Authorities use Soviet ideology to justify Belarus’ independence
When justifying the origins of Belarus’ statehood, the Belarusian authorities automatically refer to Soviet ideological constructs. However, they have slightly altered the interpretation of the Soviet paradigm by underscoring how the Soviets contributed to Belarus becoming an independent state. But as there are radically opposing views on this matter and virtually no ongoing public dialogue, Belarusian society is not ready to revise Belarus’ role in the Soviet era.
On November 7th, President Lukashenko congratulated the nation on a historical holiday - the October Revolution Day. Belarus is the only country in the post-Soviet world that still officially celebrates this Soviet holiday.
It is worth noting that throughout Belarus, bar a few exceptions, communist era monuments and memorials to communist activists can be found, and streets in major cities are generously named after Soviet ‘heroes’. Almost every Belarusian city has Lenin, Marx, Engels, Communist, and Soviet streets, as well as thousands of monuments to prominent Soviet figures. About 70% of monuments in Belarus commemorate Lenin and his deeds and only 9% are of historical and cultural value. In addition, there are Stalin monuments: the "Stalin Line" near Minsk and one 15 km away from the Belarus-EU border in Svislach, a small town, which was erected in 2000 at the discretion of local Communists. In 2009, communists in Minsk started fundraising for a monument to Joseph Stalin in the city. However, the Minsk authorities were not very keen on this initiative and it was abandoned.

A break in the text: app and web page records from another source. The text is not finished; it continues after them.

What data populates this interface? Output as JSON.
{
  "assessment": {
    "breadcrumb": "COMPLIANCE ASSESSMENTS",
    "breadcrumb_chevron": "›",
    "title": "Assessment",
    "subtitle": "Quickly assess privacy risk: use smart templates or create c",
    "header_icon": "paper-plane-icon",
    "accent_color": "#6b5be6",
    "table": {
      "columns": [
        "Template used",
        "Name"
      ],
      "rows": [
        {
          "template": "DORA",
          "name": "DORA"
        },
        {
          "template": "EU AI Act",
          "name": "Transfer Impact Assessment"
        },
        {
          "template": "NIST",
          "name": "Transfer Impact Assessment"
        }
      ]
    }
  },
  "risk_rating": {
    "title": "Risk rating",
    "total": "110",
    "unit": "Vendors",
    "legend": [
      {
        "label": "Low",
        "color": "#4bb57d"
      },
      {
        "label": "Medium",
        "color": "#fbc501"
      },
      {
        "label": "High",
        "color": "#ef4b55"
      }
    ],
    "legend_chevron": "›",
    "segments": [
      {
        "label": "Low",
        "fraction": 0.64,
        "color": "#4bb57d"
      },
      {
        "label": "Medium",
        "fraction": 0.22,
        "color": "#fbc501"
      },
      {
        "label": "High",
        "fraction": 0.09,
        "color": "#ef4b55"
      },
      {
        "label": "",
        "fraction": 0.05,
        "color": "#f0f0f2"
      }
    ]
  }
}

On November 1st, Minsk hosted the 35th Congress of the Union of Communist Parties - Communist Party of the Soviet Union with the participation of Communist Party delegates and guests from all over the post-Soviet world. Interestingly, President Lukashenko sent his greetings to the Congress participants, underscoring the importance of fighting “for justice and equal opportunities, a peaceful life, and nations’ right to self-determination”.
President Lukashenko positively assessed the deeds of the Soviet State founders, Vladimir Lenin and Joseph Stalin. In the past, the Belarusian authorities have attempted to depoliticise and strip November 7th of ideological bias. When interpreting the meaning of this holiday, the Belarusian authorities emphasise the positive impact of this historical fact for the Belarusian State. For example, in his speech on November 7th, Lukashenko highlighted the significance of this holiday for the national revival of the peoples in the Russian Empire: “there is no doubt that the events of October 1917 changed the fate of the huge country and created the conditions for the national revival of its inhabitants, as well as for nations to realise their right to self-determination”.
In addition, President Lukashenko offered a new interpretation of this holiday: "This day must be preserved as the day of an interim report to the people. I do not advise politicising this holiday, we should rather think about the practical aspects – building new bridges, houses, enterprises. This is the main point that we make with the celebration”.
However, Belarusian society has mixed feelings about the November 7th celebrations. Currently, there are two political parties in Belarus which follow communist ideology – the pro-governmental Communist Party of Belarus (CPB) and the opposition Leftist Party ‘Fair World’. The CPB (unlike the Fair World Party) is represented in Parliament (six seats) and in the local Councils (320 local Deputies) and its members occupy high positions in the local executive authorities.
In addition, there are several public initiatives and projects in Belarus whose goal is to de-communise and de-sovietise Belarusian society. The Belarusian authorities neither help nor hinder their activities.
In the near future, the Belarusian authorities will not consider starting the process of de-sovietisation in society or stripping the state ideology of its Soviet legacy. The Belarusian leadership will, however, continue to adapt the Soviet ideological legacy in order to justify the origins of the Belarusian statehood.
The Belarusian authorities regard the Catholic conference as yet another international event to promote Minsk as a global negotiating platform. Minsk’s proposal to organise a meeting between the Roman-Catholic Church and the Russian Orthodox Church is rather an image-making undertaking than a serious intention. However, the authorities could somewhat extend the opportunities for the Roman-Catholic Church in Belarus due to developing contacts with the Catholic world.
Minsk is attempting to lay out a mosaic from various international religious, political and sportive events to shape a positive image of Belarus for promoting the Helsinki 2.0 idea.
Belarus’ invitation to the head of the Holy See for a meeting with the Patriarch of the Russian Orthodox Church should be regarded as a continuation of her foreign policy efforts in shaping Minsk’s peacekeeping image and enhancing Belarus’ international weight. The Belarusian authorities are aware that their initiative is unlikely to find supporters among the leadership of the Russian Orthodox Church in Moscow. In Russia, isolationist sentiments prevail.
In addition, for domestic audiences, the authorities make up for the lack of tangible economic growth with demonstrations of growth in Minsk’s authority at international level through providing a platform for religious, sportive and other dialogues.